Editor's Note: Sayu Bhojwani is the former Commissioner of Immigrant Affairs for New York City and the founding director of The New American Leaders Project. She is also a PhD candidate in Politics and Education at Teachers College, Columbia University. Born in India, and raised in Belize, Sayu is a naturalized citizen of the United States.
By Sayu Bhojwani, Special to CNN
(CNN) In this election year, the narratives of immigration and immigrants are familiar. At the national level, the Latino and the Asian American vote are scrutinized by pundits and coveted by the presidential candidates. At the state and local level, the role of immigrants’ effect on local economies and contribution to population growth is now commonplace conversation, by immigration opponents and proponents alike.
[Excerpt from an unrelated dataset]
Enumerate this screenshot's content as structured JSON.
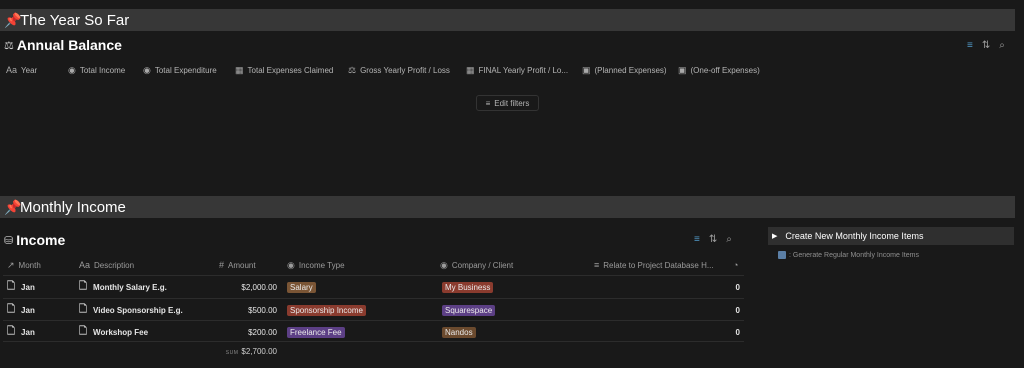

The 2010 Census and a new report, however, shine light on a new phenomenon – the increasing number of immigrants in America’s suburbs, an important confirmation of the visible changes many Americans have been witnessing over the last decade, as our schools, towns and workplaces diversify, and the positive outcomes that such diversity can produce in politics and policy at the local, state, and national levels.
In assessing the 50 largest metropolitan areas in the US, the study identifies four types of suburbs—diverse, predominantly non-white, predominantly white, and exurbs. Among these, racially diverse and integrated suburbs—where 20 to 60 percent of the residents are people of color, and where 53 million Americans live—have experienced a number of positive electoral and policy outcomes and are, as Myron Orfield and Thomas Luce put it, “at the cutting edge of racial, ethnic, and…political change in America.”
These suburbs are reflective of the new America—diverse, dynamic and rich with possibility. The demographics of these communities can lead to greater political participation, cross-ethnic coalition building, and a coordinated policy agenda.
Diverse suburbs are the most likely to have an even number of Democratic and Republican voters and competitive elections. This partisan heterogeneity increases the likelihood that voters will participate, given the importance of their turnout in an election. Research by James Gimpel and others has shown that partisan heterogeneity also increases the likelihood of civic engagement by young people, who feel a greater sense of efficacy and motivation to participate when parties are competing for their votes.
Diverse suburbs can also increase pan-ethnic coalition building. In a new majority America, candidates from immigrant communities are less likely to be competing only for votes from their ethnic groups, and more likely to be representing diverse jurisdictions. In his 2011 book, James Lai asserts that Asian American candidates have used suburbs as “political incubators,” and have had success building pan-ethnic coalitions – a critical skill for minority, and all, candidates that forces them to respect diversity, a core American value.
Finally, at the local level, racially diverse communities can overcome differences to unite around common policy needs in education, healthcare, open space, and other public services. Some have pointed to concerns that a more diverse America will lead to differences in priorities and resultant tensions between older, White Americans and a younger, immigrant population. Thus, the opportunity to organize across racial lines for a common purpose is a new and exciting possibility in our suburbs, and one that also bodes well for the future of our diverse country.
For decades, immigrant communities have been drawn to urban areas, whose economic strength and cultural vitality have benefited as a result. But, suburbs, where the country’s population has grown the most, are now the places to watch, not just for their economic success but also for political activity that shapes, and is shaped by, immigrant communities. To be a community of immigrants is a badge of pride, not just for New York City and Chicago, but also for Aurora, Illinois and the City of Lawrence, Massachusetts. Opening our arms to the opportunities that diversity brings has been a smart economic decision, but it can also be a smart political decision.
The opinions expressed in this commentary are solely those of Sayu Bhojwani